San Francisco Bay Area DUI Defense Lawyer

  • You may respectfully refuse to answer questions of the police. Know that any incriminating statements you make to the police may be used against you.
  • If an officer asks you to get out of the car, you must do so.
  • You are not, however, required by law to participate in field sobriety tests. You may refuse to do so if the police request you to perform such tests.
  • You have the right to refuse a search of your car.

If you are over twenty-one years old you are also not required to undergo a roadside breath test. If you are sure you are significantly under the .08 blood alcohol limit, you may want to allow them to conduct this test, but if you are not sure, you may refuse to do so.

The police must offer you a choice between breath or blood testing. Generally you cannot refuse both tests. By driving a car, you are considered to have given "implied consent" so that you may have your license suspended by refusing these tests. The police must advise you of this fact if you refuse.

If the police take you to the station, tell them you want a lawyer and that you do not want to answer any questions.

What you want from your lawyer in DUI cases:

  • You should have your attorney contact the DMV within TEN days after the incident to request a hearing contesting your license suspension.
  • Your lawyer should have experience with DUI cases and familiarity with the technical evidence that may be addressed in DUI cases.
  • Your lawyer should be familiar with experts who can testify regarding police procedure and blood and breath analysis.

For questions relating to your DUI case contact The Law Offices of Seth P. Chazin. Seth P. Chazin has over 30 years experience in DUI/DWI defense.

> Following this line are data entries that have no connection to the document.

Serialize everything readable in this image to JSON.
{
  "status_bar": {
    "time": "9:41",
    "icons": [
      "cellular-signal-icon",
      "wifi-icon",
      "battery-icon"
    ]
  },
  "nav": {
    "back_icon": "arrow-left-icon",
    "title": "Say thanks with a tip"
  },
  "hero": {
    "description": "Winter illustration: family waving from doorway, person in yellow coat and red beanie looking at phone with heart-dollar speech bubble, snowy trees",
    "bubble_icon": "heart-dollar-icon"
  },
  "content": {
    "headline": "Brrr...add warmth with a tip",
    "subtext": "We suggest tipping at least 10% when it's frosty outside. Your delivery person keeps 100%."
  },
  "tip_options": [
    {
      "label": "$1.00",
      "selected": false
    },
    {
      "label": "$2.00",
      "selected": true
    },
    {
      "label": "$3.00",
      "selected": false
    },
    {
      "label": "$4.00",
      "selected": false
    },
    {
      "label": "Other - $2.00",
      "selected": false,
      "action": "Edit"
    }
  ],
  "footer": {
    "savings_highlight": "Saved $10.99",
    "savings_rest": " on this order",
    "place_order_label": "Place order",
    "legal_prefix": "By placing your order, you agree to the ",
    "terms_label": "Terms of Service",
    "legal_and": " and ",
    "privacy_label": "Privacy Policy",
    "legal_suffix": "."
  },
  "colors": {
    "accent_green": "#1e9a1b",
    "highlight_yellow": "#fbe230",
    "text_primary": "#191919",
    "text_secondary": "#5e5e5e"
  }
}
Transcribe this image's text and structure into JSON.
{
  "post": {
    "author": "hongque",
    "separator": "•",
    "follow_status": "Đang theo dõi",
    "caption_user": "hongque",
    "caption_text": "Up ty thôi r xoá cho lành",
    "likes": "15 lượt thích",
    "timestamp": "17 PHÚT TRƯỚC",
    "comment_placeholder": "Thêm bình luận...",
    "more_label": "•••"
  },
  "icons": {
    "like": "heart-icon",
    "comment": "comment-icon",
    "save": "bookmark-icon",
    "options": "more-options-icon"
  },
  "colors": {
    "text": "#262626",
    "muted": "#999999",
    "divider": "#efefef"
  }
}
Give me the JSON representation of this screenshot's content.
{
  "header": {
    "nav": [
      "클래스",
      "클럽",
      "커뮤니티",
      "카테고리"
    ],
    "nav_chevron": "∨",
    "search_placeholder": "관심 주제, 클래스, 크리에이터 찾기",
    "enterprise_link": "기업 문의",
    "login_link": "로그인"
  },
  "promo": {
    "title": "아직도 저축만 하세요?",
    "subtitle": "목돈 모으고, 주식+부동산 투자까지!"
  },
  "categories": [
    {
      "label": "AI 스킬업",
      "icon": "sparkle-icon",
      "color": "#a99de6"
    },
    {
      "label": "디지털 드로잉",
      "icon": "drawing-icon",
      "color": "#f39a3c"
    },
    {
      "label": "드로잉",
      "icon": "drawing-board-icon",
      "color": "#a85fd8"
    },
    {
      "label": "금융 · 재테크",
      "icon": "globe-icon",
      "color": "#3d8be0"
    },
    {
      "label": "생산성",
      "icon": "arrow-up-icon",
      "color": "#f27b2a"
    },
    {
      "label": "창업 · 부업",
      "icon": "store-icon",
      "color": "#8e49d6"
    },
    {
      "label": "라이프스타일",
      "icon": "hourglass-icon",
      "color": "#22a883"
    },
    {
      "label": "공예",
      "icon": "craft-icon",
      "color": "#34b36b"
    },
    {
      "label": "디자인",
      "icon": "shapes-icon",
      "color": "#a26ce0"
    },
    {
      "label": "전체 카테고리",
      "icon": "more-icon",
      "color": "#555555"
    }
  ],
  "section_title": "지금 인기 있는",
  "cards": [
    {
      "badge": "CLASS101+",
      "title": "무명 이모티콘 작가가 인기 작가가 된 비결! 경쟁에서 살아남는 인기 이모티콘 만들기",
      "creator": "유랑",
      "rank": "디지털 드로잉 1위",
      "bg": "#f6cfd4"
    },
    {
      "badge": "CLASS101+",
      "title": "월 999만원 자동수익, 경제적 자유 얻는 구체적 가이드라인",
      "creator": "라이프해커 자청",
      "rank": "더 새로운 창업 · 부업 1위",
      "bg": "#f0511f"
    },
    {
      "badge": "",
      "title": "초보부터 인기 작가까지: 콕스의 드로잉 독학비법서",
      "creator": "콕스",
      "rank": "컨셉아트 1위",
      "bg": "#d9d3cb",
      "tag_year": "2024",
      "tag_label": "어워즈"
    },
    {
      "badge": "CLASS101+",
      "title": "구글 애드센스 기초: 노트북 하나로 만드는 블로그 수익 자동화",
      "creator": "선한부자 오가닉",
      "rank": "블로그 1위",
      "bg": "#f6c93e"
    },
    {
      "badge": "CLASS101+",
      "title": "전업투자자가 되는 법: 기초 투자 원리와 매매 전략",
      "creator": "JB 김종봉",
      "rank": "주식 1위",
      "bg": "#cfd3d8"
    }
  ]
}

“The death penalty is a lie, a misguided mistake born of anger and frustration. Capital punishment has become a perverse monument to inequality, to how some lives matter and others do not. It is a violent example of how we protect and value the rich and abandon and devalue the poor. The death penalty is a grim, disturbing shadow formed by the legacy of racial apartheid and bias against the poor that condemns the disfavored among us, but corrupts us all. It’s the perverse symbol elected officials use to strengthen their ‘tough on crime’ reputations and distract us from confronting the causes of violence. It is finally the enemy of grace, redemption and all of us who recognize that each person is more than their worse act.”
- Bryan Stevenson